Whither M14?

Thursday February 17th, 2000

M14 is being handled a little differently than previous Milestone builds, according to this news post from Jim Roskind. Instead of building a solo M14 branch, and stabilizing that, they are going to continue to squash PDT+ and Beta flagged bugs, and will flag some daily builds this week as potential M14 candidates.

Jim also talks a bit about Netscape's beta plans. Their list of "beta blocking" bugs is shrinking quickly, but they haven't yet reached a point where Netscape feels comfortable doing a "beta" branch for stabilization. Jim says that he hope that happens "in short order".

We have to wait, but if some of the improvements over the past week are any indication, it will definitely be worth it.


#12 Re: Re: CSS and correctness of Gecko?

by rkl

Saturday February 26th, 2000 3:09 AM

You are replying to this message

This brings back some old ideas discussed a while ago in Mozillazine:

1. A "bad HTML" message or icon somewhere. I know that Arena used to have this and it shows up badly-written sites easily to the end-user. Even better would be to have an option to pop-up a pro-forma dialogue box when you click on the bad HTML text/icon to send e-mail to the Webmaster to complain about badly-written HTML on their site. Webmasters aren't going to change unless they're told by their visitors that they can't view the site properly.

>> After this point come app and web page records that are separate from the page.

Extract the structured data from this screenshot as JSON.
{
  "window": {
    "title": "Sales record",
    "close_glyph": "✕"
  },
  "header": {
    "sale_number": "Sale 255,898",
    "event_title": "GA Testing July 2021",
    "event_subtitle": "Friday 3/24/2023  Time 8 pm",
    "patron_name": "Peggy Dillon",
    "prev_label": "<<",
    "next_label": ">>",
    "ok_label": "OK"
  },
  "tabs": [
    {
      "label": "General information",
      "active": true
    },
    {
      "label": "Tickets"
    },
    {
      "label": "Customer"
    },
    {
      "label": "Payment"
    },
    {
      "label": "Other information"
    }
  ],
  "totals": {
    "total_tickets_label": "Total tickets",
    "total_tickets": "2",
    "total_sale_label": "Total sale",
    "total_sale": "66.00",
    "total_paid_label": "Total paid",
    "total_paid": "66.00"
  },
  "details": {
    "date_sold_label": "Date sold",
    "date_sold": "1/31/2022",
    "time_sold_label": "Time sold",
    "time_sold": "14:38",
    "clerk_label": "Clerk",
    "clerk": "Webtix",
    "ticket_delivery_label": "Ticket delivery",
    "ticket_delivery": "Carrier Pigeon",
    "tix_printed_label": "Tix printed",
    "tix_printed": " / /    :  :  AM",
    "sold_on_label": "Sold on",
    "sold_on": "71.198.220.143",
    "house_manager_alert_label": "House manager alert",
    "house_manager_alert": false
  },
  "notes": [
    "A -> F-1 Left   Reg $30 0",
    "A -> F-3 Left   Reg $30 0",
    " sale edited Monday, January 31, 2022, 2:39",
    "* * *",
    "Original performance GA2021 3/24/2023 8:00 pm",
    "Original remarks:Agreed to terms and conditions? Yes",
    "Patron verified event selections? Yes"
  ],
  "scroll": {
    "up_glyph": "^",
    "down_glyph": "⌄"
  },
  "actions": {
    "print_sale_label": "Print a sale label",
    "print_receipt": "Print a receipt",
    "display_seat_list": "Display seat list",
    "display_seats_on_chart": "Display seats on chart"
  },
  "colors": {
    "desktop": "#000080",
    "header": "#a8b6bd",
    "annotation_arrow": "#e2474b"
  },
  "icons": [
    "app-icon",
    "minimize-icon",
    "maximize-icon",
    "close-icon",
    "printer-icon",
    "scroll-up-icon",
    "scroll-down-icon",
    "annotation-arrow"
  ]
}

2. If you really *must* ship a Mozilla with support for non-compliant HTML (I personally don't agree with this, because it'll mean MS won't have to support standards fully with IE and the proprietary tag battle will continue), then a) only do it for stuff that's easy and quick to implement, b) make sure the default is to *not* support them, c) make the option to turn on broken support buried well down the preferences dialog and d) gradually phase out the broken support over time anyway.

To me, adding support for bad HTML is the complete opposite of the ethos of Mozilla. It's the *other* browsers that should be *removing* support for bad HTML and become more W3C compliant. If Mozilla shipped with bad HTML support, the others will continue to leave such rubbish in their browsers.